• WORK TASK: Whatever pictures appear, omit them, and repeat the data below exactly.

====== DATA FOR ANALYSIS

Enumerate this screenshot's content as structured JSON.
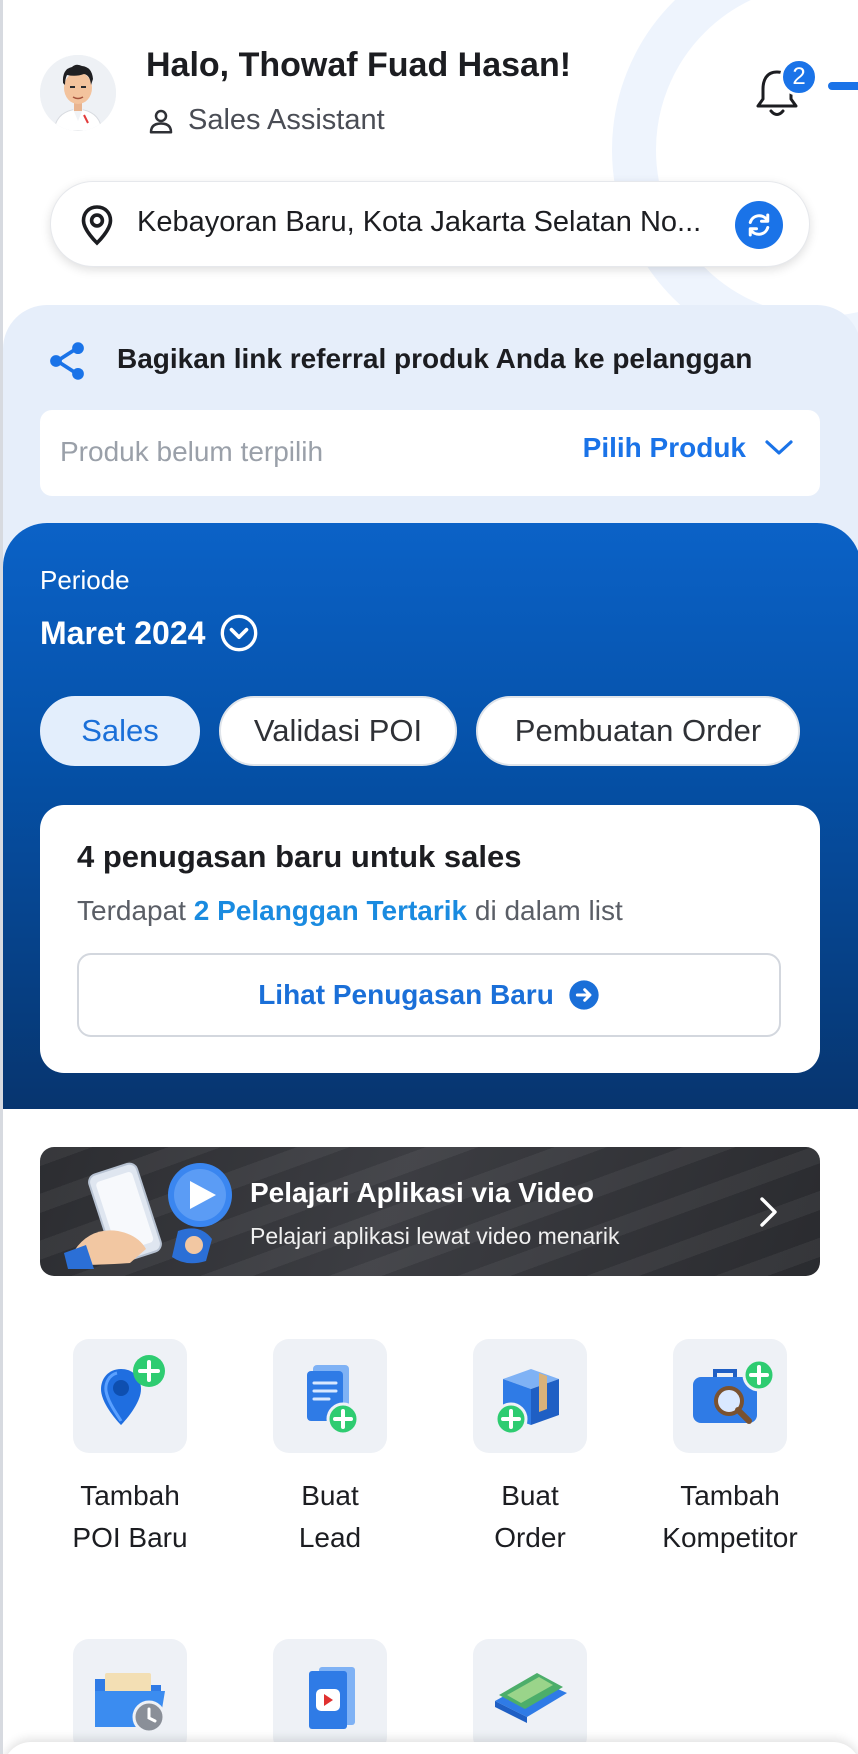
{
  "header": {
    "greeting": "Halo, Thowaf Fuad Hasan!",
    "role": "Sales Assistant",
    "notification_count": "2"
  },
  "location": {
    "text": "Kebayoran Baru, Kota Jakarta Selatan No..."
  },
  "referral": {
    "title": "Bagikan link referral produk Anda ke pelanggan",
    "placeholder": "Produk belum terpilih",
    "pick_label": "Pilih Produk"
  },
  "period": {
    "label": "Periode",
    "value": "Maret 2024"
  },
  "tabs": [
    {
      "label": "Sales",
      "active": true
    },
    {
      "label": "Validasi POI",
      "active": false
    },
    {
      "label": "Pembuatan Order",
      "active": false
    }
  ],
  "task_card": {
    "title": "4 penugasan baru untuk sales",
    "sub_prefix": "Terdapat ",
    "sub_highlight": "2 Pelanggan Tertarik",
    "sub_suffix": " di dalam list",
    "button_label": "Lihat Penugasan Baru"
  },
  "video_banner": {
    "title": "Pelajari Aplikasi via Video",
    "subtitle": "Pelajari aplikasi lewat video menarik"
  },
  "menu": [
    {
      "line1": "Tambah",
      "line2": "POI Baru",
      "icon": "add-poi-icon"
    },
    {
      "line1": "Buat",
      "line2": "Lead",
      "icon": "create-lead-icon"
    },
    {
      "line1": "Buat",
      "line2": "Order",
      "icon": "create-order-icon"
    },
    {
      "line1": "Tambah",
      "line2": "Kompetitor",
      "icon": "add-competitor-icon"
    },
    {
      "icon": "folder-history-icon"
    },
    {
      "icon": "video-book-icon"
    },
    {
      "icon": "catalog-book-icon"
    }
  ],
  "colors": {
    "primary": "#1a73e8",
    "panel_top": "#0b62c7",
    "panel_bottom": "#07356f",
    "accent_green": "#2ecc71"
  }
}
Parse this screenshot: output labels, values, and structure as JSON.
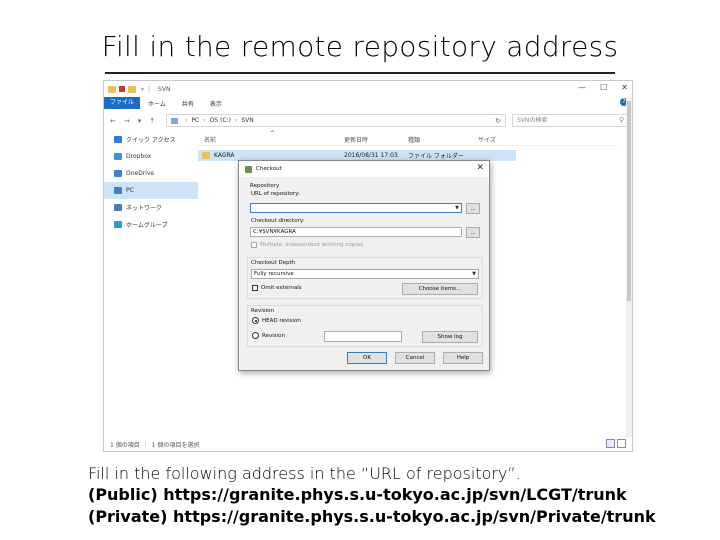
{
  "slide": {
    "title": "Fill in the remote repository address",
    "caption": {
      "line1": "Fill in the following address in the “URL of repository”.",
      "line2": "(Public) https://granite.phys.s.u-tokyo.ac.jp/svn/LCGT/trunk",
      "line3": "(Private) https://granite.phys.s.u-tokyo.ac.jp/svn/Private/trunk"
    }
  },
  "explorer": {
    "window_title": "SVN",
    "ribbon_tabs": [
      "ファイル",
      "ホーム",
      "共有",
      "表示"
    ],
    "address_crumbs": [
      "PC",
      "OS (C:)",
      "SVN"
    ],
    "search_placeholder": "SVNの検索",
    "nav_items": [
      {
        "label": "クイック アクセス",
        "icon": "star-icon",
        "color": "#2d7dd2"
      },
      {
        "label": "Dropbox",
        "icon": "dropbox-icon",
        "color": "#3d8fe0"
      },
      {
        "label": "OneDrive",
        "icon": "cloud-icon",
        "color": "#3b82d6"
      },
      {
        "label": "PC",
        "icon": "computer-icon",
        "color": "#4a7fb5"
      },
      {
        "label": "ネットワーク",
        "icon": "network-icon",
        "color": "#4a7fb5"
      },
      {
        "label": "ホームグループ",
        "icon": "homegroup-icon",
        "color": "#2f9ad0"
      }
    ],
    "columns": {
      "name": "名前",
      "date": "更新日時",
      "type": "種類",
      "size": "サイズ"
    },
    "files": [
      {
        "name": "KAGRA",
        "date": "2016/08/31 17:03",
        "type": "ファイル フォルダー",
        "size": ""
      }
    ],
    "status": {
      "count": "1 個の項目",
      "selected": "1 個の項目を選択"
    }
  },
  "checkout": {
    "title": "Checkout",
    "repository_group": "Repository",
    "url_label": "URL of repository:",
    "url_value": "",
    "browse_label": "...",
    "checkout_dir_label": "Checkout directory:",
    "checkout_dir_value": "C:¥SVN¥KAGRA",
    "multiple_label": "Multiple, independent working copies",
    "depth_group": "Checkout Depth",
    "depth_value": "Fully recursive",
    "omit_externals": "Omit externals",
    "choose_items": "Choose items...",
    "revision_group": "Revision",
    "head_revision": "HEAD revision",
    "revision_label": "Revision",
    "revision_value": "",
    "show_log": "Show log",
    "ok": "OK",
    "cancel": "Cancel",
    "help": "Help"
  }
}
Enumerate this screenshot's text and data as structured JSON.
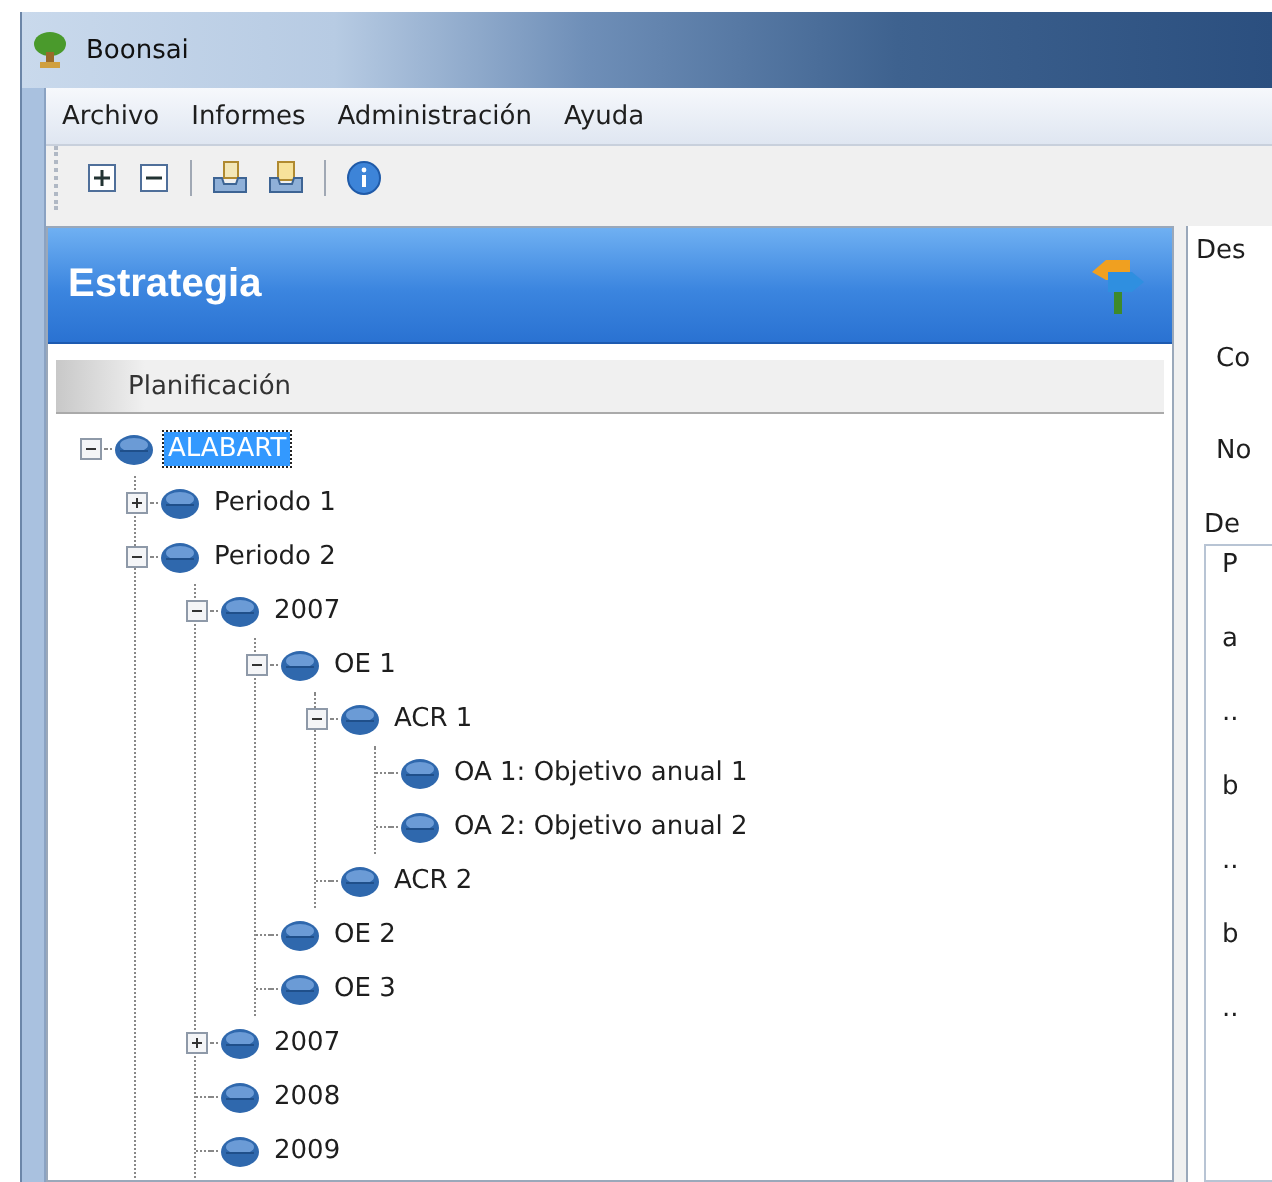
{
  "window": {
    "title": "Boonsai"
  },
  "menu": [
    "Archivo",
    "Informes",
    "Administración",
    "Ayuda"
  ],
  "toolbar": [
    {
      "kind": "expand"
    },
    {
      "kind": "collapse"
    },
    {
      "kind": "separator"
    },
    {
      "kind": "import"
    },
    {
      "kind": "export"
    },
    {
      "kind": "separator"
    },
    {
      "kind": "info"
    }
  ],
  "panel": {
    "title": "Estrategia",
    "column": "Planificación"
  },
  "tree": [
    {
      "label": "ALABART",
      "selected": true,
      "expanded": true,
      "children": [
        {
          "label": "Periodo 1",
          "selected": false,
          "expanded": false
        },
        {
          "label": "Periodo 2",
          "selected": false,
          "expanded": true,
          "children": [
            {
              "label": "2007",
              "selected": false,
              "expanded": true,
              "children": [
                {
                  "label": "OE 1",
                  "selected": false,
                  "expanded": true,
                  "children": [
                    {
                      "label": "ACR 1",
                      "selected": false,
                      "expanded": true,
                      "children": [
                        {
                          "label": "OA 1: Objetivo anual 1",
                          "selected": false
                        },
                        {
                          "label": "OA 2: Objetivo anual 2",
                          "selected": false
                        }
                      ]
                    },
                    {
                      "label": "ACR 2",
                      "selected": false
                    }
                  ]
                },
                {
                  "label": "OE 2",
                  "selected": false
                },
                {
                  "label": "OE 3",
                  "selected": false
                }
              ]
            },
            {
              "label": "2007",
              "selected": false,
              "expanded": false
            },
            {
              "label": "2008",
              "selected": false
            },
            {
              "label": "2009",
              "selected": false
            }
          ]
        }
      ]
    }
  ],
  "detail": {
    "tab": "Des",
    "labels": [
      "Co",
      "No",
      "De"
    ],
    "text_lines": [
      "P",
      "a",
      "..",
      "b",
      "..",
      "b",
      ".."
    ]
  }
}
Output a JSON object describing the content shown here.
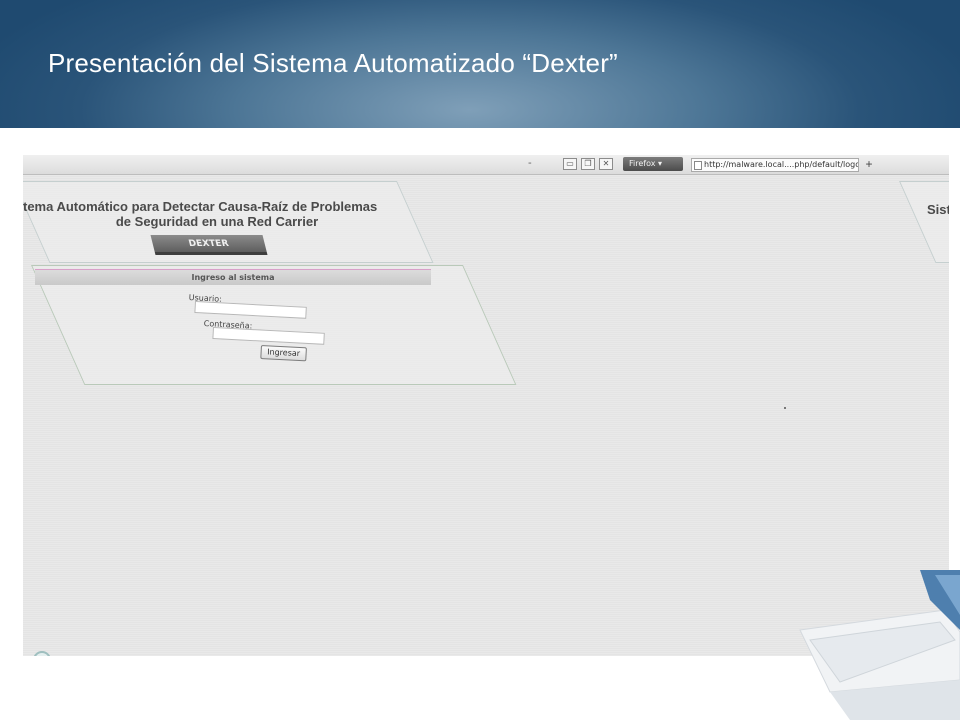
{
  "slide": {
    "title": "Presentación del Sistema Automatizado “Dexter”"
  },
  "browser": {
    "menu_dash": "-",
    "firefox_label": "Firefox ▾",
    "url": "http://malware.local....php/default/logout",
    "new_tab_symbol": "+"
  },
  "app": {
    "banner_line1": "tema Automático para Detectar Causa-Raíz de Problemas",
    "banner_line2": "de Seguridad en una Red Carrier",
    "logo_text": "DEXTER",
    "right_banner_text": "Siste",
    "login": {
      "header": "Ingreso al sistema",
      "user_label": "Usuario:",
      "password_label": "Contraseña:",
      "submit_label": "Ingresar",
      "user_value": "",
      "password_value": ""
    }
  },
  "colors": {
    "header_dark": "#1f4a70",
    "header_light": "#7f9fb8",
    "title_text": "#ffffff",
    "screenshot_bg": "#e8e8e8"
  }
}
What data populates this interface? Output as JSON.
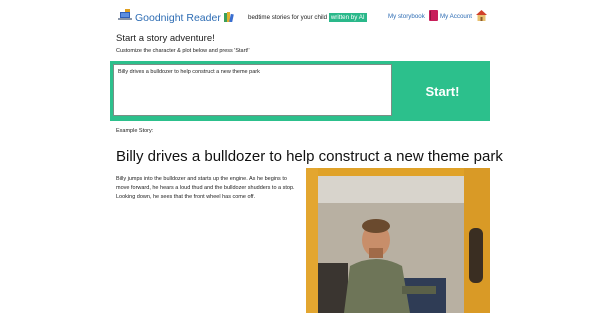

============

• ANSWER SPACE:
Enumerate this screenshot's content as structured JSON.
{
  "header": {
    "greeting": "Halo, Thowaf Fuad Hasan!",
    "role": "Sales Assistant",
    "notification_count": "2"
  },
  "location": {
    "text": "Kebayoran Baru, Kota Jakarta Selatan No..."
  },
  "referral": {
    "title": "Bagikan link referral produk Anda ke pelanggan",
    "placeholder": "Produk belum terpilih",
    "pick_label": "Pilih Produk"
  },
  "period": {
    "label": "Periode",
    "value": "Maret 2024"
  },
  "tabs": [
    {
      "label": "Sales",
      "active": true
    },
    {
      "label": "Validasi POI",
      "active": false
    },
    {
      "label": "Pembuatan Order",
      "active": false
    }
  ],
  "task_card": {
    "title": "4 penugasan baru untuk sales",
    "sub_prefix": "Terdapat ",
    "sub_highlight": "2 Pelanggan Tertarik",
    "sub_suffix": " di dalam list",
    "button_label": "Lihat Penugasan Baru"
  },
  "video_banner": {
    "title": "Pelajari Aplikasi via Video",
    "subtitle": "Pelajari aplikasi lewat video menarik"
  },
  "menu": [
    {
      "line1": "Tambah",
      "line2": "POI Baru",
      "icon": "add-poi-icon"
    },
    {
      "line1": "Buat",
      "line2": "Lead",
      "icon": "create-lead-icon"
    },
    {
      "line1": "Buat",
      "line2": "Order",
      "icon": "create-order-icon"
    },
    {
      "line1": "Tambah",
      "line2": "Kompetitor",
      "icon": "add-competitor-icon"
    },
    {
      "icon": "folder-history-icon"
    },
    {
      "icon": "video-book-icon"
    },
    {
      "icon": "catalog-book-icon"
    }
  ],
  "colors": {
    "primary": "#1a73e8",
    "panel_top": "#0b62c7",
    "panel_bottom": "#07356f",
    "accent_green": "#2ecc71"
  }
}
Parse this screenshot: output labels, values, and structure as JSON.
{
  "slide": {
    "title": "Fill in the remote repository address",
    "caption": {
      "line1": "Fill in the following address in the “URL of repository”.",
      "line2": "(Public) https://granite.phys.s.u-tokyo.ac.jp/svn/LCGT/trunk",
      "line3": "(Private) https://granite.phys.s.u-tokyo.ac.jp/svn/Private/trunk"
    }
  },
  "explorer": {
    "window_title": "SVN",
    "ribbon_tabs": [
      "ファイル",
      "ホーム",
      "共有",
      "表示"
    ],
    "address_crumbs": [
      "PC",
      "OS (C:)",
      "SVN"
    ],
    "search_placeholder": "SVNの検索",
    "nav_items": [
      {
        "label": "クイック アクセス",
        "icon": "star-icon",
        "color": "#2d7dd2"
      },
      {
        "label": "Dropbox",
        "icon": "dropbox-icon",
        "color": "#3d8fe0"
      },
      {
        "label": "OneDrive",
        "icon": "cloud-icon",
        "color": "#3b82d6"
      },
      {
        "label": "PC",
        "icon": "computer-icon",
        "color": "#4a7fb5"
      },
      {
        "label": "ネットワーク",
        "icon": "network-icon",
        "color": "#4a7fb5"
      },
      {
        "label": "ホームグループ",
        "icon": "homegroup-icon",
        "color": "#2f9ad0"
      }
    ],
    "columns": {
      "name": "名前",
      "date": "更新日時",
      "type": "種類",
      "size": "サイズ"
    },
    "files": [
      {
        "name": "KAGRA",
        "date": "2016/08/31 17:03",
        "type": "ファイル フォルダー",
        "size": ""
      }
    ],
    "status": {
      "count": "1 個の項目",
      "selected": "1 個の項目を選択"
    }
  },
  "checkout": {
    "title": "Checkout",
    "repository_group": "Repository",
    "url_label": "URL of repository:",
    "url_value": "",
    "browse_label": "...",
    "checkout_dir_label": "Checkout directory:",
    "checkout_dir_value": "C:¥SVN¥KAGRA",
    "multiple_label": "Multiple, independent working copies",
    "depth_group": "Checkout Depth",
    "depth_value": "Fully recursive",
    "omit_externals": "Omit externals",
    "choose_items": "Choose items...",
    "revision_group": "Revision",
    "head_revision": "HEAD revision",
    "revision_label": "Revision",
    "revision_value": "",
    "show_log": "Show log",
    "ok": "OK",
    "cancel": "Cancel",
    "help": "Help"
  }
}
Enumerate this screenshot's text and data as structured JSON.
{
  "window": {
    "title": "Boonsai"
  },
  "menu": [
    "Archivo",
    "Informes",
    "Administración",
    "Ayuda"
  ],
  "toolbar": [
    {
      "kind": "expand"
    },
    {
      "kind": "collapse"
    },
    {
      "kind": "separator"
    },
    {
      "kind": "import"
    },
    {
      "kind": "export"
    },
    {
      "kind": "separator"
    },
    {
      "kind": "info"
    }
  ],
  "panel": {
    "title": "Estrategia",
    "column": "Planificación"
  },
  "tree": [
    {
      "label": "ALABART",
      "selected": true,
      "expanded": true,
      "children": [
        {
          "label": "Periodo 1",
          "selected": false,
          "expanded": false
        },
        {
          "label": "Periodo 2",
          "selected": false,
          "expanded": true,
          "children": [
            {
              "label": "2007",
              "selected": false,
              "expanded": true,
              "children": [
                {
                  "label": "OE 1",
                  "selected": false,
                  "expanded": true,
                  "children": [
                    {
                      "label": "ACR 1",
                      "selected": false,
                      "expanded": true,
                      "children": [
                        {
                          "label": "OA 1: Objetivo anual 1",
                          "selected": false
                        },
                        {
                          "label": "OA 2: Objetivo anual 2",
                          "selected": false
                        }
                      ]
                    },
                    {
                      "label": "ACR 2",
                      "selected": false
                    }
                  ]
                },
                {
                  "label": "OE 2",
                  "selected": false
                },
                {
                  "label": "OE 3",
                  "selected": false
                }
              ]
            },
            {
              "label": "2007",
              "selected": false,
              "expanded": false
            },
            {
              "label": "2008",
              "selected": false
            },
            {
              "label": "2009",
              "selected": false
            }
          ]
        }
      ]
    }
  ],
  "detail": {
    "tab": "Des",
    "labels": [
      "Co",
      "No",
      "De"
    ],
    "text_lines": [
      "P",
      "a",
      "..",
      "b",
      "..",
      "b",
      ".."
    ]
  }
}
Output a JSON object describing the content shown here.
{
  "slide": {
    "title": "Presentación del Sistema Automatizado “Dexter”"
  },
  "browser": {
    "menu_dash": "-",
    "firefox_label": "Firefox ▾",
    "url": "http://malware.local....php/default/logout",
    "new_tab_symbol": "+"
  },
  "app": {
    "banner_line1": "tema Automático para Detectar Causa-Raíz de Problemas",
    "banner_line2": "de Seguridad en una Red Carrier",
    "logo_text": "DEXTER",
    "right_banner_text": "Siste",
    "login": {
      "header": "Ingreso al sistema",
      "user_label": "Usuario:",
      "password_label": "Contraseña:",
      "submit_label": "Ingresar",
      "user_value": "",
      "password_value": ""
    }
  },
  "colors": {
    "header_dark": "#1f4a70",
    "header_light": "#7f9fb8",
    "title_text": "#ffffff",
    "screenshot_bg": "#e8e8e8"
  }
}
What data populates this interface? Output as JSON.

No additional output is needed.